In Woodruff Construction, L.L.C. v. Clark, No. 17-1422, 2018 Iowa App. LEXIS 765 (Iowa Ct. App. Aug. 15, 2018), the defendant formed a corporation and filed articles of incorporation in 1997. The corporation was reincorporated in 2001 after an administrative dissolution. The corporation was engaged in the business of biosolids management. The defendant was the sole owner and director of the corporation along with being the corporation’s secretary and treasurer. The plaintiff contracted with a small town to be the general contractor during the construction of a wastewater treatment facility for the town. In early 2010, the plaintiff contracted with the defendant for lagoon sludge removal. The defendant began work, but then ceased work after determining that project would cost more to complete that what the contract was bid for.
In 2012, the plaintiff sued for breach of contract and obtained a judgment of $410,066.83 plus interest in 2014. The corporation failed to pay the judgment and the plaintiff sued in 2015 to pierce the corporate veil and recover the judgment personally from the defendant. The trial court refused to pierce the corporate veil and also denied a request to impose a constructive trust and equitable lien on the corporate assets. The plaintiff appealed the denial of piercing the corporate veil.
The appellate court determined that the plaintiff had failed to establish that the corporation was undercapitalized – it had assets and was profitable. The plaintiff also did not show that the corporation was undercapitalized at the time it entered into the contract with the plaintiff. There also was no evidence showing that the corporation changed the nature of its work or engaged in an inadequately-capitalized expansion of the business.
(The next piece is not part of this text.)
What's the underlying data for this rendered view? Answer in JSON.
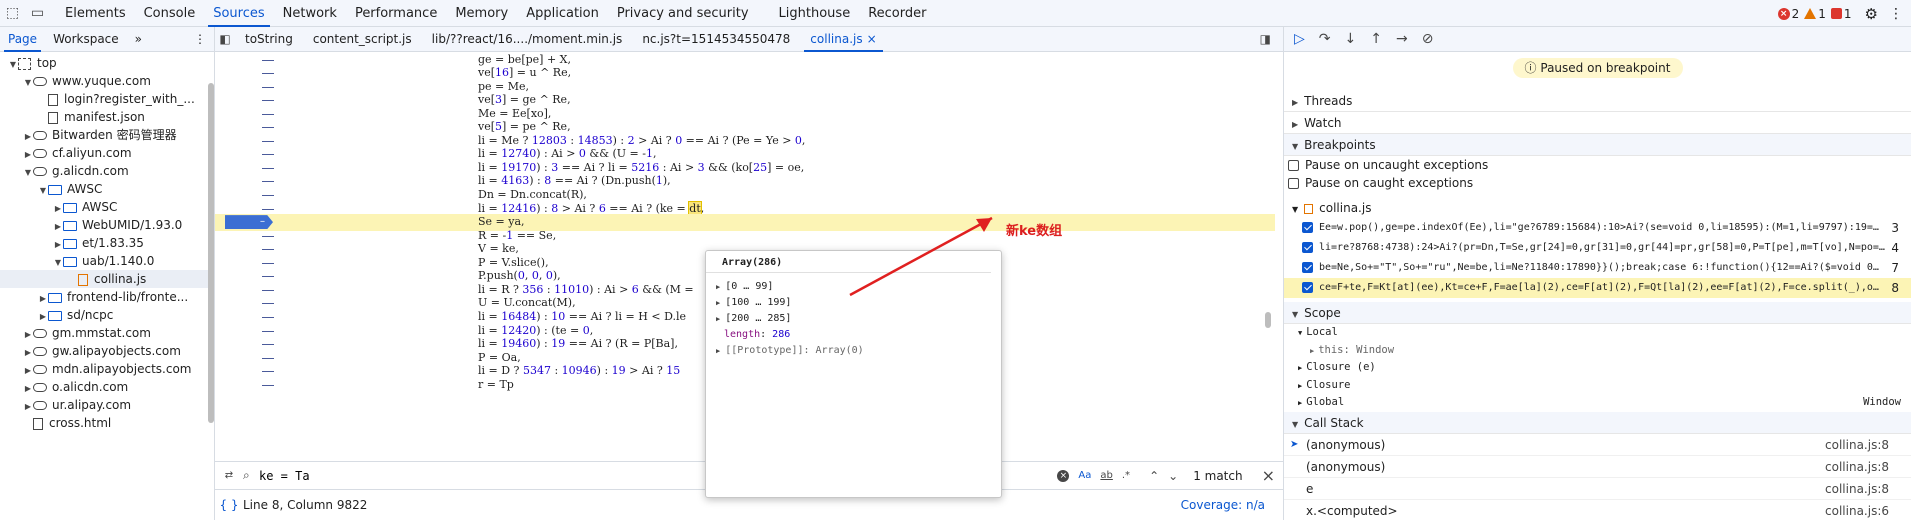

It was also unclear, the appellate court noted, that the capital transfers from the corporation to the defendant rendered the initial adequate capitalization irrelevant. Thus, the plaintiff failed to establish that the corporation was undercapitalized to an extent that merited piercing the corporate veil.
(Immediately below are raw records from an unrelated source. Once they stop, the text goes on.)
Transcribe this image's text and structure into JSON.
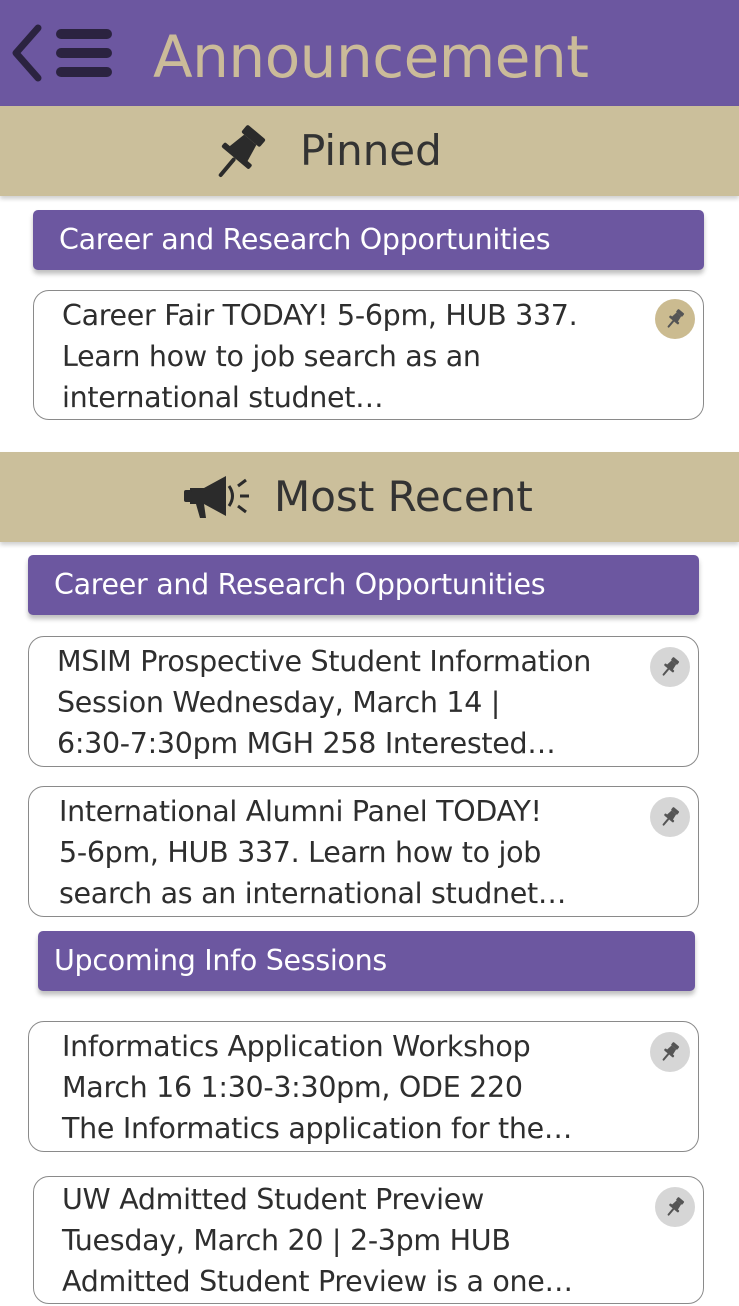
{
  "header": {
    "title": "Announcement",
    "back_icon": "chevron-left-icon",
    "menu_icon": "hamburger-menu-icon"
  },
  "colors": {
    "header_purple": "#6c57a0",
    "title_tan": "#cbbb99",
    "section_tan": "#cbbf9b",
    "pinned_badge": "#cbbb90",
    "unpinned_badge": "#d6d6d6"
  },
  "pinned": {
    "label": "Pinned",
    "icon": "pushpin-icon",
    "category": "Career and Research Opportunities",
    "items": [
      {
        "lines": [
          "Career Fair TODAY! 5-6pm, HUB 337.",
          "Learn how to job search as an",
          "international studnet…"
        ],
        "pinned": true
      }
    ]
  },
  "recent": {
    "label": "Most Recent",
    "icon": "megaphone-icon",
    "groups": [
      {
        "category": "Career and Research Opportunities",
        "items": [
          {
            "lines": [
              "MSIM Prospective Student Information",
              "Session Wednesday, March 14 |",
              "6:30-7:30pm MGH 258 Interested…"
            ],
            "pinned": false
          },
          {
            "lines": [
              "International Alumni Panel TODAY!",
              "5-6pm, HUB 337. Learn how to job",
              "search as an international studnet…"
            ],
            "pinned": false
          }
        ]
      },
      {
        "category": "Upcoming Info Sessions",
        "items": [
          {
            "lines": [
              "Informatics Application Workshop",
              "March 16 1:30-3:30pm, ODE 220",
              "The Informatics application for the…"
            ],
            "pinned": false
          },
          {
            "lines": [
              "UW Admitted Student Preview",
              "Tuesday, March 20 | 2-3pm HUB",
              "Admitted Student Preview is a one…"
            ],
            "pinned": false
          }
        ]
      }
    ]
  }
}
However, the appellate court noted that the evidence illustrated that the defendant commingled personal funds with corporate funds. The defendant used corporate funds for personal purposes, and also failed to maintain separate books and records that sufficiently distinguished them from the defendant personally. In addition, the appellate court noted that the corporation did not follow corporate formalities. The corporation had been dissolved administratively by the Secretary of State in 1998 due to the failure to file a biennial report, but the corporation continued operations during the time it was dissolved as if the corporation were active. When the new corporation began in 2001, no bylaws, corporate minute book or shareholder ledger were produced. In addition, the new corporation (operating under the same name as the old corporation) was administratively dissolved three times for failure to submit the biennial report (the corporation used the statutory procedure to apply for reinstatement each time). The appellate court determined that the corporation was not considered by the defendant to be a separate entity from himself. Accordingly, the appellate court reversed the trial court and allowed the corporate veil to be pierced and the defendant to be held personally responsible for the judgment.
To obtain creditor protection that the limited liability feature of a corporation can provide, it’s critical to follow corporate formalities and respect the corporation as an entity distinct from the shareholder. Failure to do so can result in personal liability for corporate debts and obligations. With machinery, equipment, livestock and unique features on farm and ranch land, achieving liability protection for farmers and ranchers is a big deal. Respecting the corporate entity is key to achieving that protection. Good legal counsel can make sure these requirements are satisfied.